In the past, repairing a soaked phone would have cost almost as much as buying a new one in repairs, which ended in a lot of users simply choosing to buy new phones instead of going through the hassle of having the old one repaired. But now, technology has caught up and manufacturers are now able to produce examples of a true waterproof mobile phone, which doesn’t rely on water-sealed cases nor “rugged” case designs intended to withstand rough conditions. The true water-resistant phones these days are stylish, sleek phones that are simply designed to be capable of functioning even when wet.
Examples of Waterproof Mobile Phone
At the recent CES (Consumer Electronics Show), electronics giant Sony has unveiled a true water-resistant phone called the Sony Xperia Z, which features Sony’s usual repertoire of stylish design and functionality, with a new feature: the ability to function even when wet.
According to Sony product manager Sharath Muddaiah, the Sony Xperia Z is not a bunch of electronic components being protected by a water-tight case. Rather, the electronics themselves along with the casing were designed to be water resistant, to the point that you don’t have to worry about accidentally dropping it into a bath tub, as the phone will continue to function. No short circuits, no burn outs – you can start using the phone even without waiting for it to dry. The design, which allows the phone to be immersed in up to 3 feet of water for up to 30 minutes without getting damaged.
Sony’s patented waterproofing techniques is said to be in the process of being rolled out to many of their portable devices, with some of their newer smartphones like the Acro S and Advance already containing the design feature.
The Achilles heel of Sony’s waterproof phones is the ports. According to Muddaiah, the spaces behind the micro-SIM, junior USB, and headphone connectors are not water-resistant. To compensate, Sony has designed the ports with a material that serves as a water stopper.
Sony is far from being alone in the quest to introduce truly water-resistant mobile phones to consumers, with China’s Huawei also taking a dip in the proverbial pool by introducing their Ascend D2 phone at the recent Mobile World Congress, where they demonstrated the phone’s waterproof capabilities by submerging it in water in front of the audience. Last summer also saw Kyocera introducing the ironically named Hydro smartphone as an example of a waterproof mobile phone.
Motorola also has offerings for thse who insist on waterproof, via their RAZR M, RAZR HD, and RAZR Maxx HD phones. Their approach differs from Sony’s, though. Instead of using water resistant components and water sealed cases, they simply use a splash guard coating on their phones, which is enough to prevent damage from accidental coffee spills or during heavy rain. Their representative refers to the coating as a “hydrophobic nano-coating,” and reveals that it gives the device water-repelling properties. While the hydrophobic nano-coating prevents damage from accidental spills, they warned that the phone is not designed to be submerged in water, unlike the Sony Xperia Z.
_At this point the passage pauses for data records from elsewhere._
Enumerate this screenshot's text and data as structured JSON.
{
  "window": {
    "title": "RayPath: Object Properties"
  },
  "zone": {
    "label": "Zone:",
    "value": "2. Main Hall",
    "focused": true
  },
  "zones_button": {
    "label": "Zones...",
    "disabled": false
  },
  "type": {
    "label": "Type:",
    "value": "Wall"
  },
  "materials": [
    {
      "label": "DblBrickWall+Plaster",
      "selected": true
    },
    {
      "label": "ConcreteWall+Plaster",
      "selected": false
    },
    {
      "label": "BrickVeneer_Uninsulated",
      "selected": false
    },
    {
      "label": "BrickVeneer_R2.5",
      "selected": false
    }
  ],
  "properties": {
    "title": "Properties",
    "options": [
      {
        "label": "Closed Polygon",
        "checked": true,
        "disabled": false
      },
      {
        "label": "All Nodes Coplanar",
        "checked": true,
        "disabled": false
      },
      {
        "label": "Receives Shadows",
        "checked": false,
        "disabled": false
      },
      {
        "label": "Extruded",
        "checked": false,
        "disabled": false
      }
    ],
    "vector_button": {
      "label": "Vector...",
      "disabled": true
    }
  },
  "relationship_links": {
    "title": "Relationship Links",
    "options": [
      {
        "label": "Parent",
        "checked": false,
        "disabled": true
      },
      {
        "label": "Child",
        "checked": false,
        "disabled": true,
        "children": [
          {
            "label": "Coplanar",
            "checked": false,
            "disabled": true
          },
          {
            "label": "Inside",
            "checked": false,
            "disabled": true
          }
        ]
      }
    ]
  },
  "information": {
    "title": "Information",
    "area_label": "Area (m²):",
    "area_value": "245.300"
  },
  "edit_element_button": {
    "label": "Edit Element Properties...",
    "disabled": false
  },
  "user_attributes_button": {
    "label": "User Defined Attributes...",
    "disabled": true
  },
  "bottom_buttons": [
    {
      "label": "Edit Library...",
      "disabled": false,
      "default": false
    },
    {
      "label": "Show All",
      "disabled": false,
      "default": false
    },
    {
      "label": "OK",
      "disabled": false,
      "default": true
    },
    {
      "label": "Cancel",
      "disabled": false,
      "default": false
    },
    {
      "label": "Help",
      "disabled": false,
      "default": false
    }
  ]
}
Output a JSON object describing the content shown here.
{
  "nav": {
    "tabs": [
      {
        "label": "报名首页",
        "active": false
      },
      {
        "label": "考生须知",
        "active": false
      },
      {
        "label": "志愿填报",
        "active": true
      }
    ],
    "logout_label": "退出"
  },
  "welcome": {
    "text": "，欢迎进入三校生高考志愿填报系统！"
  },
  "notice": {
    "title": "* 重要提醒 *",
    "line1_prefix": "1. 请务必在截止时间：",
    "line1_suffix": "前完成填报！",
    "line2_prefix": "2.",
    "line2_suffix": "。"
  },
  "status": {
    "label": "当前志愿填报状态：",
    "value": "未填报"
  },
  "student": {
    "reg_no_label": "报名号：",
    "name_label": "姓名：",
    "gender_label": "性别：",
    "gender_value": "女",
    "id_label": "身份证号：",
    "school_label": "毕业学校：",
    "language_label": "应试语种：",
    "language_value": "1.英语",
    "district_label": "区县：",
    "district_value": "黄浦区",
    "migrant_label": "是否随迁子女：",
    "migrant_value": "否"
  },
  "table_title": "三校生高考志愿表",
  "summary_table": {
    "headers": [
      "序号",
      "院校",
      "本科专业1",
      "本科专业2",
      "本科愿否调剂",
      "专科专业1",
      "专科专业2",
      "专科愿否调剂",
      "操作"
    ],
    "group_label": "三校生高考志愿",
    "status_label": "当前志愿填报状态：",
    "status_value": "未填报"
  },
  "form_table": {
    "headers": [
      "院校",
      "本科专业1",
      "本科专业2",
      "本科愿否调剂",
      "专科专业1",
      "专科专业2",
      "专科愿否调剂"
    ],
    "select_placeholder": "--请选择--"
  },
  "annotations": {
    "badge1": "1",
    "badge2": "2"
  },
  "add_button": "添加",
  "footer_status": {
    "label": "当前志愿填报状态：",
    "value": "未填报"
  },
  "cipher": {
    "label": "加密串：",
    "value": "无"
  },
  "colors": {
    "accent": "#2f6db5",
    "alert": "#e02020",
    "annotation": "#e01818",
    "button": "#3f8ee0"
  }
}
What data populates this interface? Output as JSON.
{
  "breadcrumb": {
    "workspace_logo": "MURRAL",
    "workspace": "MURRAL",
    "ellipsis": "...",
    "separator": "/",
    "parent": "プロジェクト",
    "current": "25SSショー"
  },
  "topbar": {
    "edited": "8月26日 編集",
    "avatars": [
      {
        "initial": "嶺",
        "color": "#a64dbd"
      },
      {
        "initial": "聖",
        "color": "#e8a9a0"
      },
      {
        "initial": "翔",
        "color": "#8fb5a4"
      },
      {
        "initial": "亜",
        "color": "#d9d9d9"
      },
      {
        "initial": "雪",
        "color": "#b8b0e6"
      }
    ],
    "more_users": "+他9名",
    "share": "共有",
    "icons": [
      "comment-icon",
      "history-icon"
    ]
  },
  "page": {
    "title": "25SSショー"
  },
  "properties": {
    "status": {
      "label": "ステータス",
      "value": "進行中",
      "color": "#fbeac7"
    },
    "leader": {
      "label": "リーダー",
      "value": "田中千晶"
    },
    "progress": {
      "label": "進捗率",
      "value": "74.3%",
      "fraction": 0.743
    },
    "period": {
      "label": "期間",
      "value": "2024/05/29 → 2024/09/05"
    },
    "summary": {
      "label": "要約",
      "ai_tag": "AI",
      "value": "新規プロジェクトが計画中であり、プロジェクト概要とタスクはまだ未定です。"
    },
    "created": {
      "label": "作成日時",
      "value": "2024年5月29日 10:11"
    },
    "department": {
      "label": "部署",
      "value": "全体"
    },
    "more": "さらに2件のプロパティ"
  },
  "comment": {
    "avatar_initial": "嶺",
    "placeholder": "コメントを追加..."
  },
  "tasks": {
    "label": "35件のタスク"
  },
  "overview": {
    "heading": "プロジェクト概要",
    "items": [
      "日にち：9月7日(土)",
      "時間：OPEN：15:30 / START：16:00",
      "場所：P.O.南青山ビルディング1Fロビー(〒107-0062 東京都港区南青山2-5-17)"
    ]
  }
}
Alternative Means of Waterproofing a Phone
If your phone is an old one or doesn’t have a water-resistant design, you’re not completely out of luck, as a startup company called Liquipel has started offering a patented liquid-repellent coating, which can encase electronics in order to keep them dry. The company claims that the coating can make any electronics capable of resisting heavy rain or a quick dunk into water. It’s not a cheap DIY method, though. It costs at least $60, and you need to send your phone to Liquipel and wait for a few days while they apply the coating and ship it back to you.
Unlike Liquipel, which offers waterproofing to consumers after the fact, there are companies like P2i and HzO that have waterproofing technologies targeted towards manufacturers, which are meant to incorporate the technology into their products before releasing them into the market.
Currently, P2i’s technology is already used on Alcatel’s One Touch 997, while HzO has just finalized an Atelier Haute Communication partnership, which will see their technology used on the upcoming elite model of TAG Heuer Android phone.
The Future of Water-Resistant Phones
One thing to keep in mind about the water-proofing technologies employed by these companies is that they are meant to prevent damage in the case of accidents. They are not meant to make the phone usable during scuba diving and it most definitely isn’t an encouragement to start using your phone in the tub. It’s the key lesson in the whole waterproofing debacle: technology can only do so much. Half of the equation still requires you to be careful and observe proper usage of your mobile phone.